AIM OF THE TASK: Word for word, reproduce the listing that follows, excluding any pictures it contains.

+++

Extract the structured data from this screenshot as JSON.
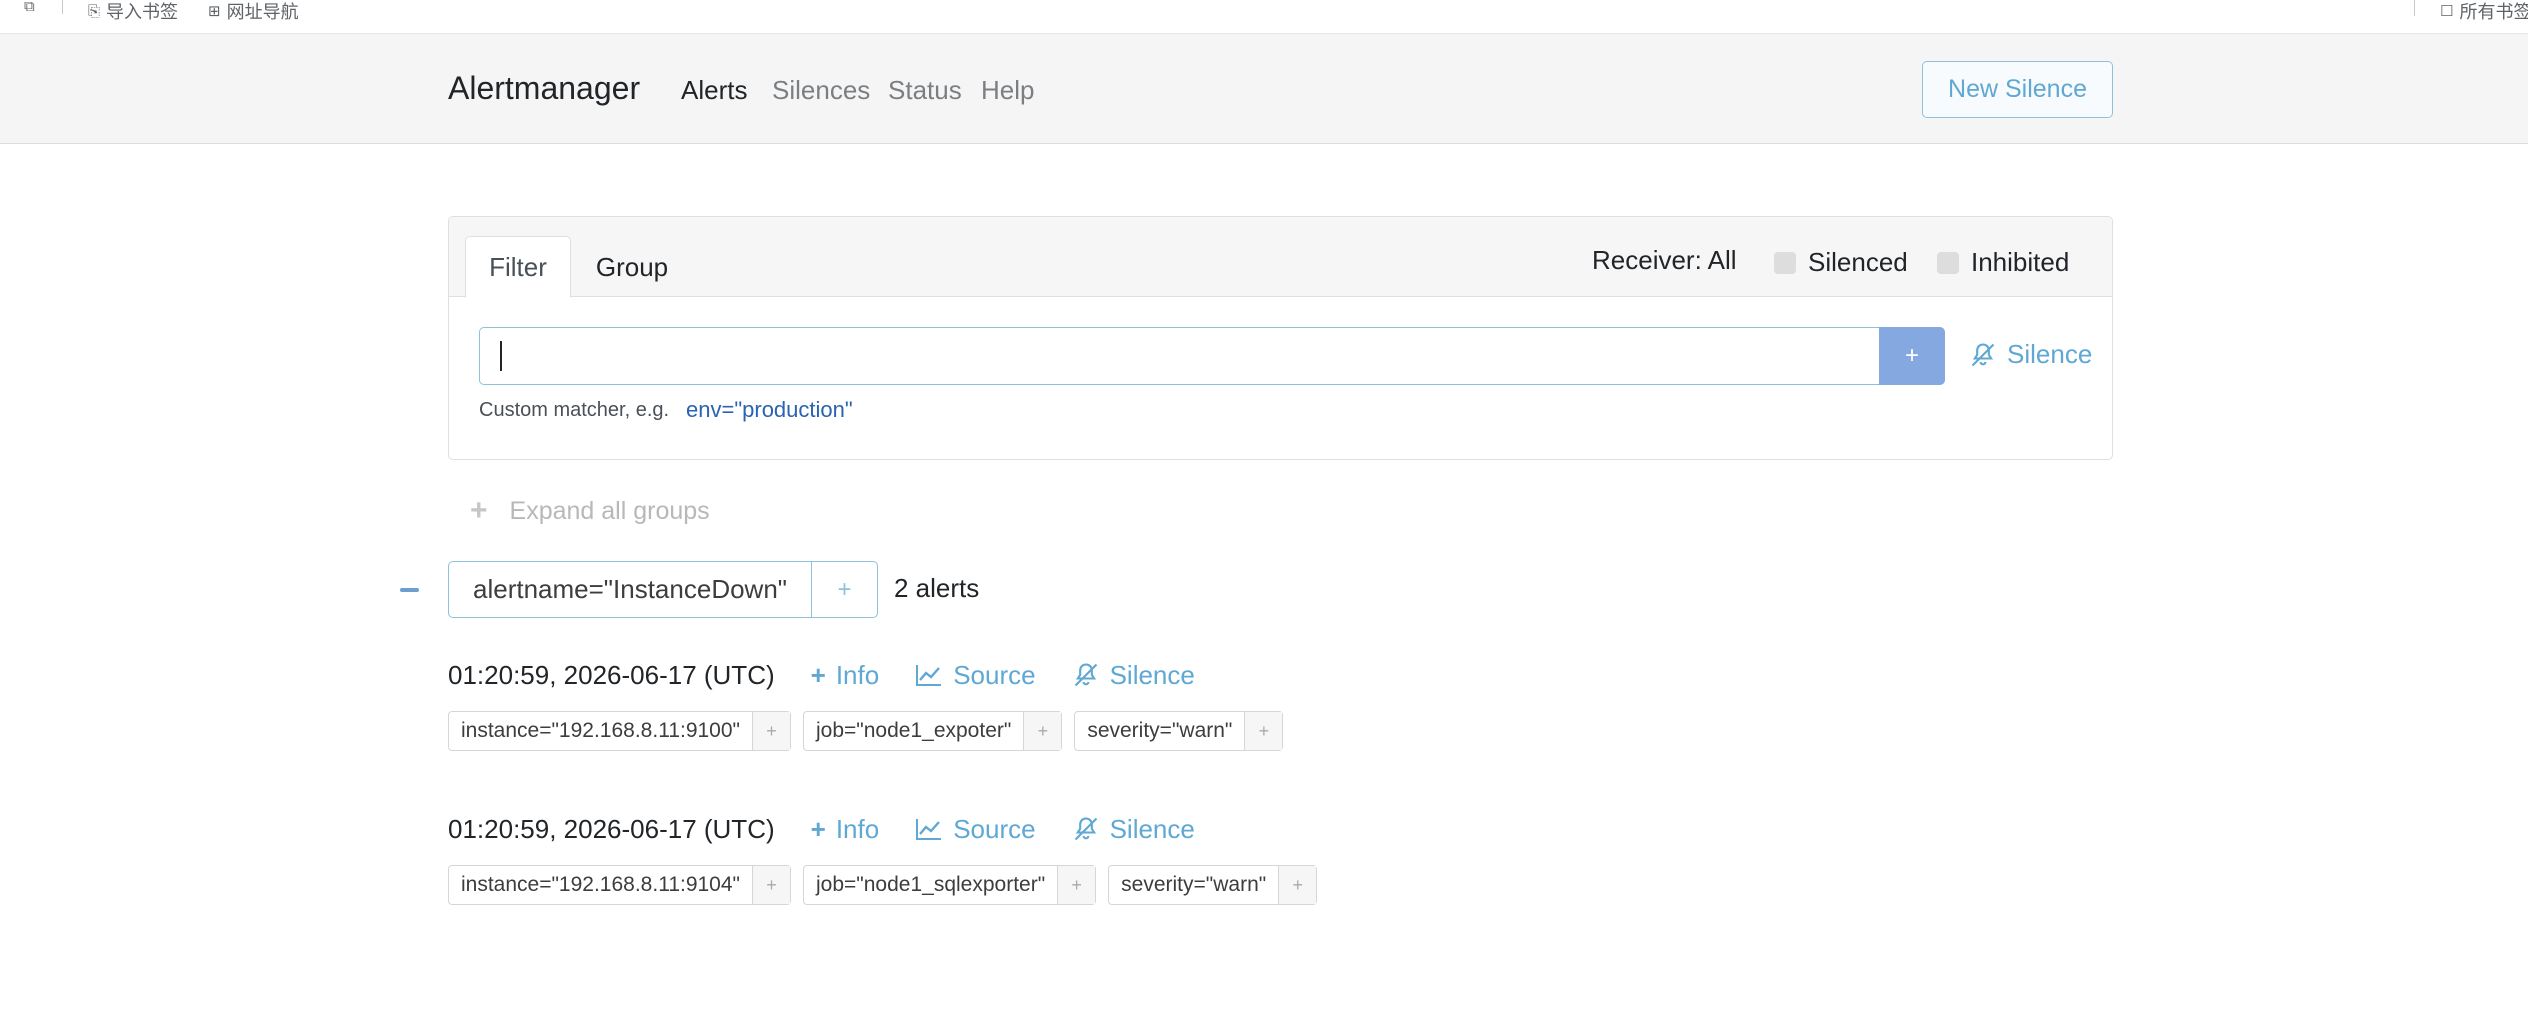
{
  "bookmarks_bar": {
    "items": [
      {
        "label": "导入书签",
        "icon": "import-bookmark-icon"
      },
      {
        "label": "网址导航",
        "icon": "grid-nav-icon"
      }
    ],
    "right_label": "所有书签"
  },
  "navbar": {
    "brand": "Alertmanager",
    "links": [
      {
        "label": "Alerts",
        "active": true
      },
      {
        "label": "Silences",
        "active": false
      },
      {
        "label": "Status",
        "active": false
      },
      {
        "label": "Help",
        "active": false
      }
    ],
    "new_silence_label": "New Silence"
  },
  "filter_card": {
    "tabs": [
      {
        "label": "Filter",
        "active": true
      },
      {
        "label": "Group",
        "active": false
      }
    ],
    "receiver_label": "Receiver: All",
    "checkboxes": [
      {
        "label": "Silenced",
        "checked": false
      },
      {
        "label": "Inhibited",
        "checked": false
      }
    ],
    "input_value": "",
    "add_button_label": "+",
    "silence_label": "Silence",
    "hint_text": "Custom matcher, e.g.",
    "hint_example": "env=\"production\""
  },
  "expand_all_label": "Expand all groups",
  "group": {
    "label": "alertname=\"InstanceDown\"",
    "add_label": "+",
    "count_text": "2 alerts"
  },
  "alerts": [
    {
      "timestamp": "01:20:59, 2026-06-17 (UTC)",
      "actions": {
        "info": "Info",
        "source": "Source",
        "silence": "Silence"
      },
      "labels": [
        {
          "text": "instance=\"192.168.8.11:9100\""
        },
        {
          "text": "job=\"node1_expoter\""
        },
        {
          "text": "severity=\"warn\""
        }
      ]
    },
    {
      "timestamp": "01:20:59, 2026-06-17 (UTC)",
      "actions": {
        "info": "Info",
        "source": "Source",
        "silence": "Silence"
      },
      "labels": [
        {
          "text": "instance=\"192.168.8.11:9104\""
        },
        {
          "text": "job=\"node1_sqlexporter\""
        },
        {
          "text": "severity=\"warn\""
        }
      ]
    }
  ],
  "label_add_glyph": "+",
  "colors": {
    "accent": "#5fa8d3",
    "accent_border": "#8ec1dc",
    "button_fill": "#86a8e0",
    "navbar_bg": "#f5f5f5"
  }
}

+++

RESPONSE:
Extract the structured data from this screenshot as JSON.
{
  "bookmarks_bar": {
    "items": [
      {
        "label": "导入书签",
        "icon": "import-bookmark-icon"
      },
      {
        "label": "网址导航",
        "icon": "grid-nav-icon"
      }
    ],
    "right_label": "所有书签"
  },
  "navbar": {
    "brand": "Alertmanager",
    "links": [
      {
        "label": "Alerts",
        "active": true
      },
      {
        "label": "Silences",
        "active": false
      },
      {
        "label": "Status",
        "active": false
      },
      {
        "label": "Help",
        "active": false
      }
    ],
    "new_silence_label": "New Silence"
  },
  "filter_card": {
    "tabs": [
      {
        "label": "Filter",
        "active": true
      },
      {
        "label": "Group",
        "active": false
      }
    ],
    "receiver_label": "Receiver: All",
    "checkboxes": [
      {
        "label": "Silenced",
        "checked": false
      },
      {
        "label": "Inhibited",
        "checked": false
      }
    ],
    "input_value": "",
    "add_button_label": "+",
    "silence_label": "Silence",
    "hint_text": "Custom matcher, e.g.",
    "hint_example": "env=\"production\""
  },
  "expand_all_label": "Expand all groups",
  "group": {
    "label": "alertname=\"InstanceDown\"",
    "add_label": "+",
    "count_text": "2 alerts"
  },
  "alerts": [
    {
      "timestamp": "01:20:59, 2026-06-17 (UTC)",
      "actions": {
        "info": "Info",
        "source": "Source",
        "silence": "Silence"
      },
      "labels": [
        {
          "text": "instance=\"192.168.8.11:9100\""
        },
        {
          "text": "job=\"node1_expoter\""
        },
        {
          "text": "severity=\"warn\""
        }
      ]
    },
    {
      "timestamp": "01:20:59, 2026-06-17 (UTC)",
      "actions": {
        "info": "Info",
        "source": "Source",
        "silence": "Silence"
      },
      "labels": [
        {
          "text": "instance=\"192.168.8.11:9104\""
        },
        {
          "text": "job=\"node1_sqlexporter\""
        },
        {
          "text": "severity=\"warn\""
        }
      ]
    }
  ],
  "label_add_glyph": "+",
  "colors": {
    "accent": "#5fa8d3",
    "accent_border": "#8ec1dc",
    "button_fill": "#86a8e0",
    "navbar_bg": "#f5f5f5"
  }
}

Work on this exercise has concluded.